Simpson, meanwhile, was slow out the blocks and it looked like being a disaster for him when he made the turn after the first 50m before he powered home in the second 50m to finish fifth — an extraordinary result.
His time of 52.06 seconds was the second-quickest of his career, but was still outside his personal best of 51.79 seconds.
The pop star started his swimming comeback journey just two years ago after 10 years away from the pool and he did it as something of a sideshow alley attraction. Now he’s proven he is box-office on his swimming credentials alone.
Aussie swimming legend Cate Campbell told Simpson in his post-race interview he was changing the game as a mature-age converter to the sport.
“It has been a meteoric rise, a phenomenal effort and you are really re-writing what people can do in this sport,” she said.
“We are usually seeing people coming in as teenagers and you are told, if you are entering as a teenager, you’re too late.”
Simpson responded: “I want to inspire young people to know that they can do whatever it is they want to do, even if they feel like it’s too late or they’re too old to pick something up, because it’s never too late,” he told Channel 7 after the race.
He said he is well ahead of where he thought he would be in his dream of chasing a medal at the 2024 Olympics in Paris.
“I think with experience comes confidence. And I’m still gathering the experience, so still gaining confidence,” he said.
“I am happy to be here. And I think, win or lose today, I’m going to go back to the drawing board and make sure I come back stronger. I’m already way ahead where I thought I would be at this stage.”
The Queenslander’s journey from music artist to swimming star has captivated Australia this year since he qualified for the Commonwealth Games at the Australian Swimming Championships in May.
His swimming career changed forever earlier this week when he picked up a gold medal in the men’s 4x100m freestyle relay, where he swam in the heats before missing out on a spot in the final.
His dream of representing Australia had already come true this campaign when he competed in the semi-finals of the 50m butterfly.
But it has always been the 100m butterfly that he has had his eye on.
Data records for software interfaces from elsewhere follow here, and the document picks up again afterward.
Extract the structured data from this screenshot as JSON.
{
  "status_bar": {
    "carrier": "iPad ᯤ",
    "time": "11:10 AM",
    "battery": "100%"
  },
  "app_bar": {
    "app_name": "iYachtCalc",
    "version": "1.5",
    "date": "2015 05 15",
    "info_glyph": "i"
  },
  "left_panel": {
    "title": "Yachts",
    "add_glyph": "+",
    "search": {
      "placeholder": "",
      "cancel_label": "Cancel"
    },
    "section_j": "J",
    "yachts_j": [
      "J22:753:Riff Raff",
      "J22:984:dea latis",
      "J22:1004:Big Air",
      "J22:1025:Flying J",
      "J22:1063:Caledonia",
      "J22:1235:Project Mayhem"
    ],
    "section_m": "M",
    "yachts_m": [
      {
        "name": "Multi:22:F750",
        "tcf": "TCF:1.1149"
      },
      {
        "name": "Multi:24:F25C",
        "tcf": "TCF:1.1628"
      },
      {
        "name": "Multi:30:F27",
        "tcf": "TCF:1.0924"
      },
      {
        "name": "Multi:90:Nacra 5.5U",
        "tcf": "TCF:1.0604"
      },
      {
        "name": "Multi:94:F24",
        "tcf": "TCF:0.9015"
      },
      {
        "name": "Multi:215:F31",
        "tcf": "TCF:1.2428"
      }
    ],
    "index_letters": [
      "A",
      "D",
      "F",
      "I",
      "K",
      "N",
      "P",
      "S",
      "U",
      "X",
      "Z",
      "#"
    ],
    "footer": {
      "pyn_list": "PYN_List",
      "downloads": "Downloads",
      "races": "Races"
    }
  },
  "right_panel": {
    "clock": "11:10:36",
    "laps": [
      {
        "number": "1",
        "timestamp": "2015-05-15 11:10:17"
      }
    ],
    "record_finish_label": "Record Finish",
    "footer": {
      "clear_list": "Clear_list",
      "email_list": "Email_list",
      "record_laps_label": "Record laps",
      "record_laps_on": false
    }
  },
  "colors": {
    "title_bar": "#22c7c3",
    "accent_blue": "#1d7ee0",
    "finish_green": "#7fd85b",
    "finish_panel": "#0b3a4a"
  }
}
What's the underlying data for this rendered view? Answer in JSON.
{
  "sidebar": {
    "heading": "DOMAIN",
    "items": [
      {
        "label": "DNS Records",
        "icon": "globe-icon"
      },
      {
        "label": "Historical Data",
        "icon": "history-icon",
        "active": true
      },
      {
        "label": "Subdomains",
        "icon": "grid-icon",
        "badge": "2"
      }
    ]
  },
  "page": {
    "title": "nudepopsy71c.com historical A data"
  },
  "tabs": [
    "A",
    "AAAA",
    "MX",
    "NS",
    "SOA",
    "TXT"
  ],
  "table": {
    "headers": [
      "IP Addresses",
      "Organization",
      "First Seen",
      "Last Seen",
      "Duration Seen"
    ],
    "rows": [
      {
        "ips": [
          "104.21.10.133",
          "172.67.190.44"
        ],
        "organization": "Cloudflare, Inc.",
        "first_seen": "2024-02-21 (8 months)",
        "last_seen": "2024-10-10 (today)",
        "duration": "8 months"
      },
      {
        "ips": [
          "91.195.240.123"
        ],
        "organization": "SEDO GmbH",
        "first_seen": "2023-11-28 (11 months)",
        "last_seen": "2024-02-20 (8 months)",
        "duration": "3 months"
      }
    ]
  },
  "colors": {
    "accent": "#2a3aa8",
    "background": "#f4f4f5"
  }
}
He was able to move through to Wednesday’s final with the fifth-quickest overall time, swimming a 52.16, well outside the personal best time of 51.79 he set at the Australian National Championships in May.